▸ Available data:
#####

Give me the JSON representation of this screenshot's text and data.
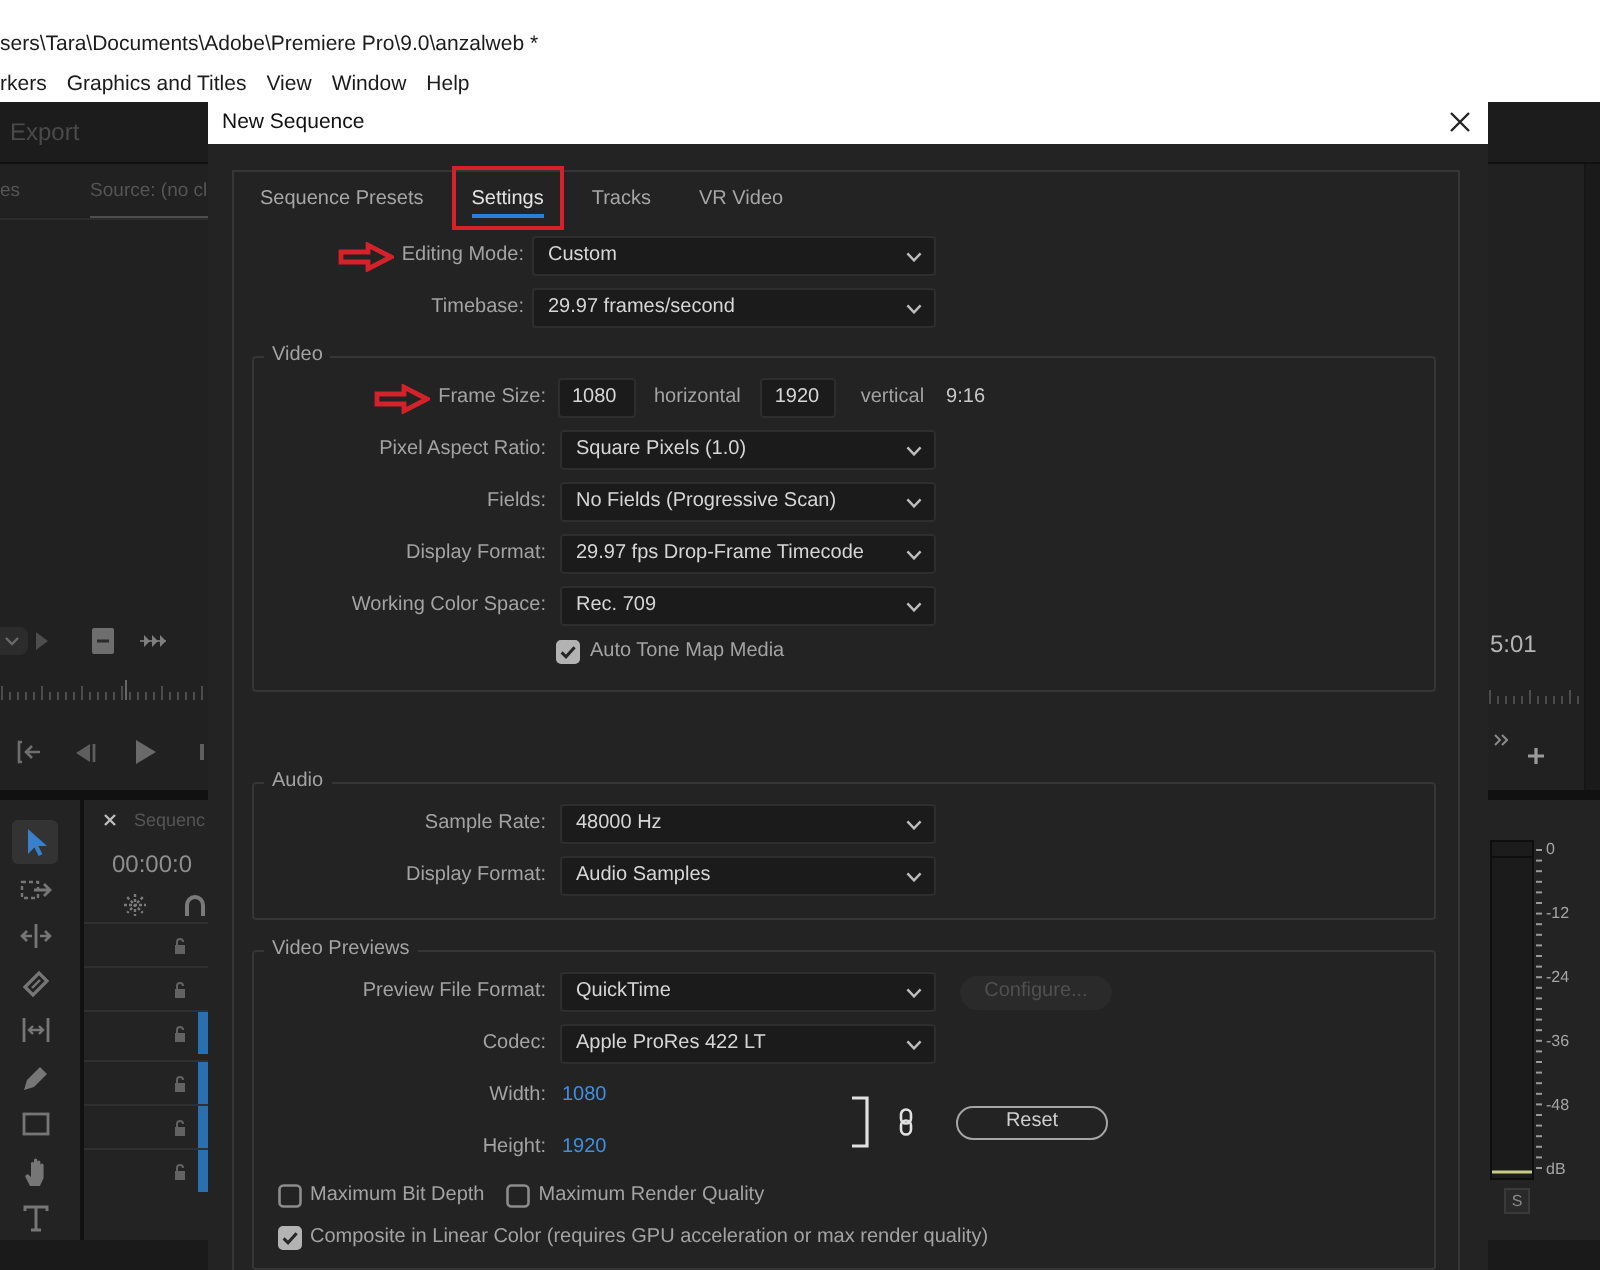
{
  "app_window": {
    "title": "sers\\Tara\\Documents\\Adobe\\Premiere Pro\\9.0\\anzalweb *",
    "menu": [
      "rkers",
      "Graphics and Titles",
      "View",
      "Window",
      "Help"
    ]
  },
  "workspace": {
    "header_tab": "Export",
    "source_panel": {
      "tabs": [
        {
          "label": "es",
          "selected": false
        },
        {
          "label": "Source: (no cl",
          "selected": true
        }
      ]
    },
    "program_timecode": "5:01",
    "tools": [
      {
        "kind": "selection",
        "selected": true
      },
      {
        "kind": "track_select",
        "selected": false
      },
      {
        "kind": "ripple",
        "selected": false
      },
      {
        "kind": "razor",
        "selected": false
      },
      {
        "kind": "slip",
        "selected": false
      },
      {
        "kind": "pen",
        "selected": false
      },
      {
        "kind": "rectangle",
        "selected": false
      },
      {
        "kind": "hand",
        "selected": false
      },
      {
        "kind": "type",
        "selected": false
      }
    ],
    "timeline": {
      "tab": "Sequenc",
      "timecode": "00:00:0",
      "tracks": [
        {
          "targeted": false
        },
        {
          "targeted": false
        },
        {
          "targeted": true
        },
        {
          "targeted": true
        },
        {
          "targeted": true
        },
        {
          "targeted": true
        }
      ]
    },
    "audio_meter": {
      "scale": [
        "0",
        "-12",
        "-24",
        "-36",
        "-48",
        "dB"
      ],
      "solo": "S"
    }
  },
  "dialog": {
    "title": "New Sequence",
    "tabs": [
      {
        "label": "Sequence Presets",
        "selected": false,
        "highlighted": false
      },
      {
        "label": "Settings",
        "selected": true,
        "highlighted": true
      },
      {
        "label": "Tracks",
        "selected": false,
        "highlighted": false
      },
      {
        "label": "VR Video",
        "selected": false,
        "highlighted": false
      }
    ],
    "rows": [
      {
        "kind": "dropdown",
        "label": "Editing Mode:",
        "value": "Custom",
        "pointed": true
      },
      {
        "kind": "dropdown",
        "label": "Timebase:",
        "value": "29.97 frames/second",
        "pointed": false
      }
    ],
    "groups": [
      {
        "title": "Video",
        "rows": [
          {
            "kind": "frame_size",
            "label": "Frame Size:",
            "horizontal": "1080",
            "horizontal_label": "horizontal",
            "vertical": "1920",
            "vertical_label": "vertical",
            "ratio": "9:16",
            "pointed": true
          },
          {
            "kind": "dropdown",
            "label": "Pixel Aspect Ratio:",
            "value": "Square Pixels (1.0)",
            "pointed": false
          },
          {
            "kind": "dropdown",
            "label": "Fields:",
            "value": "No Fields (Progressive Scan)",
            "pointed": false
          },
          {
            "kind": "dropdown",
            "label": "Display Format:",
            "value": "29.97 fps Drop-Frame Timecode",
            "pointed": false
          },
          {
            "kind": "dropdown",
            "label": "Working Color Space:",
            "value": "Rec. 709",
            "pointed": false
          },
          {
            "kind": "field_checkbox",
            "label": "Auto Tone Map Media",
            "checked": true
          }
        ]
      },
      {
        "title": "Audio",
        "rows": [
          {
            "kind": "dropdown",
            "label": "Sample Rate:",
            "value": "48000 Hz",
            "pointed": false
          },
          {
            "kind": "dropdown",
            "label": "Display Format:",
            "value": "Audio Samples",
            "pointed": false
          }
        ]
      },
      {
        "title": "Video Previews",
        "rows": [
          {
            "kind": "dropdown",
            "label": "Preview File Format:",
            "value": "QuickTime",
            "pointed": false,
            "button": {
              "label": "Configure...",
              "disabled": true
            }
          },
          {
            "kind": "dropdown",
            "label": "Codec:",
            "value": "Apple ProRes 422 LT",
            "pointed": false
          },
          {
            "kind": "dimensions",
            "fields": [
              {
                "label": "Width:",
                "value": "1080"
              },
              {
                "label": "Height:",
                "value": "1920"
              }
            ],
            "reset": "Reset"
          },
          {
            "kind": "checkboxes",
            "items": [
              {
                "label": "Maximum Bit Depth",
                "checked": false
              },
              {
                "label": "Maximum Render Quality",
                "checked": false
              }
            ]
          },
          {
            "kind": "checkboxes",
            "items": [
              {
                "label": "Composite in Linear Color (requires GPU acceleration or max render quality)",
                "checked": true
              }
            ]
          }
        ]
      }
    ]
  }
}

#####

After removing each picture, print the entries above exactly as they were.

Give me the JSON representation of this screenshot's text and data.
{
  "app_window": {
    "title": "sers\\Tara\\Documents\\Adobe\\Premiere Pro\\9.0\\anzalweb *",
    "menu": [
      "rkers",
      "Graphics and Titles",
      "View",
      "Window",
      "Help"
    ]
  },
  "workspace": {
    "header_tab": "Export",
    "source_panel": {
      "tabs": [
        {
          "label": "es",
          "selected": false
        },
        {
          "label": "Source: (no cl",
          "selected": true
        }
      ]
    },
    "program_timecode": "5:01",
    "tools": [
      {
        "kind": "selection",
        "selected": true
      },
      {
        "kind": "track_select",
        "selected": false
      },
      {
        "kind": "ripple",
        "selected": false
      },
      {
        "kind": "razor",
        "selected": false
      },
      {
        "kind": "slip",
        "selected": false
      },
      {
        "kind": "pen",
        "selected": false
      },
      {
        "kind": "rectangle",
        "selected": false
      },
      {
        "kind": "hand",
        "selected": false
      },
      {
        "kind": "type",
        "selected": false
      }
    ],
    "timeline": {
      "tab": "Sequenc",
      "timecode": "00:00:0",
      "tracks": [
        {
          "targeted": false
        },
        {
          "targeted": false
        },
        {
          "targeted": true
        },
        {
          "targeted": true
        },
        {
          "targeted": true
        },
        {
          "targeted": true
        }
      ]
    },
    "audio_meter": {
      "scale": [
        "0",
        "-12",
        "-24",
        "-36",
        "-48",
        "dB"
      ],
      "solo": "S"
    }
  },
  "dialog": {
    "title": "New Sequence",
    "tabs": [
      {
        "label": "Sequence Presets",
        "selected": false,
        "highlighted": false
      },
      {
        "label": "Settings",
        "selected": true,
        "highlighted": true
      },
      {
        "label": "Tracks",
        "selected": false,
        "highlighted": false
      },
      {
        "label": "VR Video",
        "selected": false,
        "highlighted": false
      }
    ],
    "rows": [
      {
        "kind": "dropdown",
        "label": "Editing Mode:",
        "value": "Custom",
        "pointed": true
      },
      {
        "kind": "dropdown",
        "label": "Timebase:",
        "value": "29.97 frames/second",
        "pointed": false
      }
    ],
    "groups": [
      {
        "title": "Video",
        "rows": [
          {
            "kind": "frame_size",
            "label": "Frame Size:",
            "horizontal": "1080",
            "horizontal_label": "horizontal",
            "vertical": "1920",
            "vertical_label": "vertical",
            "ratio": "9:16",
            "pointed": true
          },
          {
            "kind": "dropdown",
            "label": "Pixel Aspect Ratio:",
            "value": "Square Pixels (1.0)",
            "pointed": false
          },
          {
            "kind": "dropdown",
            "label": "Fields:",
            "value": "No Fields (Progressive Scan)",
            "pointed": false
          },
          {
            "kind": "dropdown",
            "label": "Display Format:",
            "value": "29.97 fps Drop-Frame Timecode",
            "pointed": false
          },
          {
            "kind": "dropdown",
            "label": "Working Color Space:",
            "value": "Rec. 709",
            "pointed": false
          },
          {
            "kind": "field_checkbox",
            "label": "Auto Tone Map Media",
            "checked": true
          }
        ]
      },
      {
        "title": "Audio",
        "rows": [
          {
            "kind": "dropdown",
            "label": "Sample Rate:",
            "value": "48000 Hz",
            "pointed": false
          },
          {
            "kind": "dropdown",
            "label": "Display Format:",
            "value": "Audio Samples",
            "pointed": false
          }
        ]
      },
      {
        "title": "Video Previews",
        "rows": [
          {
            "kind": "dropdown",
            "label": "Preview File Format:",
            "value": "QuickTime",
            "pointed": false,
            "button": {
              "label": "Configure...",
              "disabled": true
            }
          },
          {
            "kind": "dropdown",
            "label": "Codec:",
            "value": "Apple ProRes 422 LT",
            "pointed": false
          },
          {
            "kind": "dimensions",
            "fields": [
              {
                "label": "Width:",
                "value": "1080"
              },
              {
                "label": "Height:",
                "value": "1920"
              }
            ],
            "reset": "Reset"
          },
          {
            "kind": "checkboxes",
            "items": [
              {
                "label": "Maximum Bit Depth",
                "checked": false
              },
              {
                "label": "Maximum Render Quality",
                "checked": false
              }
            ]
          },
          {
            "kind": "checkboxes",
            "items": [
              {
                "label": "Composite in Linear Color (requires GPU acceleration or max render quality)",
                "checked": true
              }
            ]
          }
        ]
      }
    ]
  }
}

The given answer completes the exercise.